::: STUDY MATERIAL :::
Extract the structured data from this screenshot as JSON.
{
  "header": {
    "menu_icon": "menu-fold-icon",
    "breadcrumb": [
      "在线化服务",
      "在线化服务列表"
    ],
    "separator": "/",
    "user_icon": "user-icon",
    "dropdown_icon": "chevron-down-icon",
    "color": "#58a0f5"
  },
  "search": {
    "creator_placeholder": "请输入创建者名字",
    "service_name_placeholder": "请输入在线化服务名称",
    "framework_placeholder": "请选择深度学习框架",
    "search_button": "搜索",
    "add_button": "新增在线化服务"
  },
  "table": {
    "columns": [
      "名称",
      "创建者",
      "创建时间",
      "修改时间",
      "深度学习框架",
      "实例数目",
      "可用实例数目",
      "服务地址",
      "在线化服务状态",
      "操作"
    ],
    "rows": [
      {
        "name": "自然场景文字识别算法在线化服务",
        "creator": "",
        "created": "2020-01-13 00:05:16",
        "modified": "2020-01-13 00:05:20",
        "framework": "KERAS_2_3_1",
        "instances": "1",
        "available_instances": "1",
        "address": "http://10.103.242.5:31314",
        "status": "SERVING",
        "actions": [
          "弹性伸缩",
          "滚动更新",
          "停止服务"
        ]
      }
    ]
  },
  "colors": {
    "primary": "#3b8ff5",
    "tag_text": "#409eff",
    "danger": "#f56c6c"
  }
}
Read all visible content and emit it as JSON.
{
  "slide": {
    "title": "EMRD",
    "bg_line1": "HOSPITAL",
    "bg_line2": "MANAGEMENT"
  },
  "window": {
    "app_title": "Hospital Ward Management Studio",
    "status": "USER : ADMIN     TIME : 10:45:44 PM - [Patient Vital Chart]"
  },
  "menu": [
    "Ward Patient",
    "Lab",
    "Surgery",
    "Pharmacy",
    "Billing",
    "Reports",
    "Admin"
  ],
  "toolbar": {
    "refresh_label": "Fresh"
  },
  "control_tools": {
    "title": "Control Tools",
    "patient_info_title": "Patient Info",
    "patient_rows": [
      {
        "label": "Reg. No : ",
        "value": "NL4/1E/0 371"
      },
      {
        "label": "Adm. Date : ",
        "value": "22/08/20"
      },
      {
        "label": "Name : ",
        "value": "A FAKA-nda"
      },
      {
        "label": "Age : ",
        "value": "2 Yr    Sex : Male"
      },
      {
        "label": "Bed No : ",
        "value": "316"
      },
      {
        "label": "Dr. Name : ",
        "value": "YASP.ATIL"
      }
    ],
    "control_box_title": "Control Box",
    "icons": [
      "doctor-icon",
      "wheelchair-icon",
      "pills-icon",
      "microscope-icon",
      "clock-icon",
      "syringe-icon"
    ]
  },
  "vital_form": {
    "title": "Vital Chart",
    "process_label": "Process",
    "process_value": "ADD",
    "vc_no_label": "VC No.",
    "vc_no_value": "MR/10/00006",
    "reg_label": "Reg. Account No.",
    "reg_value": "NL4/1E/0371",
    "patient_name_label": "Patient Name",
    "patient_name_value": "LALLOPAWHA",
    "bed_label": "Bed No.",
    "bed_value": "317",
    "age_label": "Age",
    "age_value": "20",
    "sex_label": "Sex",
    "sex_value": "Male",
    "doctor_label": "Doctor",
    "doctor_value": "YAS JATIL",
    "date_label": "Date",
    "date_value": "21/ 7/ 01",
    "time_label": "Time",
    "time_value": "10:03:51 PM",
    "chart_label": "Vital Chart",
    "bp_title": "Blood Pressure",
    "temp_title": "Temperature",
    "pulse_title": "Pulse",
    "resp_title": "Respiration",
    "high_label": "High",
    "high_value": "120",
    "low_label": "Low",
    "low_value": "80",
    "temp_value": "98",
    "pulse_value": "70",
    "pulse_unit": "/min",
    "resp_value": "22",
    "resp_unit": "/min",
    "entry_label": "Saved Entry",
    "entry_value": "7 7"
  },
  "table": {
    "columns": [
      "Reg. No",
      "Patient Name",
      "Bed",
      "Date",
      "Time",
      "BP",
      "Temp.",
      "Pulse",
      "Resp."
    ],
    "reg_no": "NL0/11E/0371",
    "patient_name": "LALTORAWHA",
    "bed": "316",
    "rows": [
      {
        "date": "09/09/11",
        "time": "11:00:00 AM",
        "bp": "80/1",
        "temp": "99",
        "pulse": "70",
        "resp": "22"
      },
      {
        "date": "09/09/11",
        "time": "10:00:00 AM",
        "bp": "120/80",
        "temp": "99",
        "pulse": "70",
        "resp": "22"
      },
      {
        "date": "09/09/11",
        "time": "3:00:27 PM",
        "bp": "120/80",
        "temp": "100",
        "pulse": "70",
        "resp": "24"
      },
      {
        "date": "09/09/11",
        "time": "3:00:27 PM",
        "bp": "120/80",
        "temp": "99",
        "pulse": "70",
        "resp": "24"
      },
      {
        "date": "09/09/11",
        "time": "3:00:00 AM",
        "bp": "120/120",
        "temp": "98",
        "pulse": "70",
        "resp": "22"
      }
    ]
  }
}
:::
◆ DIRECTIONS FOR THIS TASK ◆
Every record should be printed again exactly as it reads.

◆ SOLUTION TO THIS PROBLEM ◆
Extract the structured data from this screenshot as JSON.
{
  "header": {
    "menu_icon": "menu-fold-icon",
    "breadcrumb": [
      "在线化服务",
      "在线化服务列表"
    ],
    "separator": "/",
    "user_icon": "user-icon",
    "dropdown_icon": "chevron-down-icon",
    "color": "#58a0f5"
  },
  "search": {
    "creator_placeholder": "请输入创建者名字",
    "service_name_placeholder": "请输入在线化服务名称",
    "framework_placeholder": "请选择深度学习框架",
    "search_button": "搜索",
    "add_button": "新增在线化服务"
  },
  "table": {
    "columns": [
      "名称",
      "创建者",
      "创建时间",
      "修改时间",
      "深度学习框架",
      "实例数目",
      "可用实例数目",
      "服务地址",
      "在线化服务状态",
      "操作"
    ],
    "rows": [
      {
        "name": "自然场景文字识别算法在线化服务",
        "creator": "",
        "created": "2020-01-13 00:05:16",
        "modified": "2020-01-13 00:05:20",
        "framework": "KERAS_2_3_1",
        "instances": "1",
        "available_instances": "1",
        "address": "http://10.103.242.5:31314",
        "status": "SERVING",
        "actions": [
          "弹性伸缩",
          "滚动更新",
          "停止服务"
        ]
      }
    ]
  },
  "colors": {
    "primary": "#3b8ff5",
    "tag_text": "#409eff",
    "danger": "#f56c6c"
  }
}
Read all visible content and emit it as JSON.
{
  "slide": {
    "title": "EMRD",
    "bg_line1": "HOSPITAL",
    "bg_line2": "MANAGEMENT"
  },
  "window": {
    "app_title": "Hospital Ward Management Studio",
    "status": "USER : ADMIN     TIME : 10:45:44 PM - [Patient Vital Chart]"
  },
  "menu": [
    "Ward Patient",
    "Lab",
    "Surgery",
    "Pharmacy",
    "Billing",
    "Reports",
    "Admin"
  ],
  "toolbar": {
    "refresh_label": "Fresh"
  },
  "control_tools": {
    "title": "Control Tools",
    "patient_info_title": "Patient Info",
    "patient_rows": [
      {
        "label": "Reg. No : ",
        "value": "NL4/1E/0 371"
      },
      {
        "label": "Adm. Date : ",
        "value": "22/08/20"
      },
      {
        "label": "Name : ",
        "value": "A FAKA-nda"
      },
      {
        "label": "Age : ",
        "value": "2 Yr    Sex : Male"
      },
      {
        "label": "Bed No : ",
        "value": "316"
      },
      {
        "label": "Dr. Name : ",
        "value": "YASP.ATIL"
      }
    ],
    "control_box_title": "Control Box",
    "icons": [
      "doctor-icon",
      "wheelchair-icon",
      "pills-icon",
      "microscope-icon",
      "clock-icon",
      "syringe-icon"
    ]
  },
  "vital_form": {
    "title": "Vital Chart",
    "process_label": "Process",
    "process_value": "ADD",
    "vc_no_label": "VC No.",
    "vc_no_value": "MR/10/00006",
    "reg_label": "Reg. Account No.",
    "reg_value": "NL4/1E/0371",
    "patient_name_label": "Patient Name",
    "patient_name_value": "LALLOPAWHA",
    "bed_label": "Bed No.",
    "bed_value": "317",
    "age_label": "Age",
    "age_value": "20",
    "sex_label": "Sex",
    "sex_value": "Male",
    "doctor_label": "Doctor",
    "doctor_value": "YAS JATIL",
    "date_label": "Date",
    "date_value": "21/ 7/ 01",
    "time_label": "Time",
    "time_value": "10:03:51 PM",
    "chart_label": "Vital Chart",
    "bp_title": "Blood Pressure",
    "temp_title": "Temperature",
    "pulse_title": "Pulse",
    "resp_title": "Respiration",
    "high_label": "High",
    "high_value": "120",
    "low_label": "Low",
    "low_value": "80",
    "temp_value": "98",
    "pulse_value": "70",
    "pulse_unit": "/min",
    "resp_value": "22",
    "resp_unit": "/min",
    "entry_label": "Saved Entry",
    "entry_value": "7 7"
  },
  "table": {
    "columns": [
      "Reg. No",
      "Patient Name",
      "Bed",
      "Date",
      "Time",
      "BP",
      "Temp.",
      "Pulse",
      "Resp."
    ],
    "reg_no": "NL0/11E/0371",
    "patient_name": "LALTORAWHA",
    "bed": "316",
    "rows": [
      {
        "date": "09/09/11",
        "time": "11:00:00 AM",
        "bp": "80/1",
        "temp": "99",
        "pulse": "70",
        "resp": "22"
      },
      {
        "date": "09/09/11",
        "time": "10:00:00 AM",
        "bp": "120/80",
        "temp": "99",
        "pulse": "70",
        "resp": "22"
      },
      {
        "date": "09/09/11",
        "time": "3:00:27 PM",
        "bp": "120/80",
        "temp": "100",
        "pulse": "70",
        "resp": "24"
      },
      {
        "date": "09/09/11",
        "time": "3:00:27 PM",
        "bp": "120/80",
        "temp": "99",
        "pulse": "70",
        "resp": "24"
      },
      {
        "date": "09/09/11",
        "time": "3:00:00 AM",
        "bp": "120/120",
        "temp": "98",
        "pulse": "70",
        "resp": "22"
      }
    ]
  }
}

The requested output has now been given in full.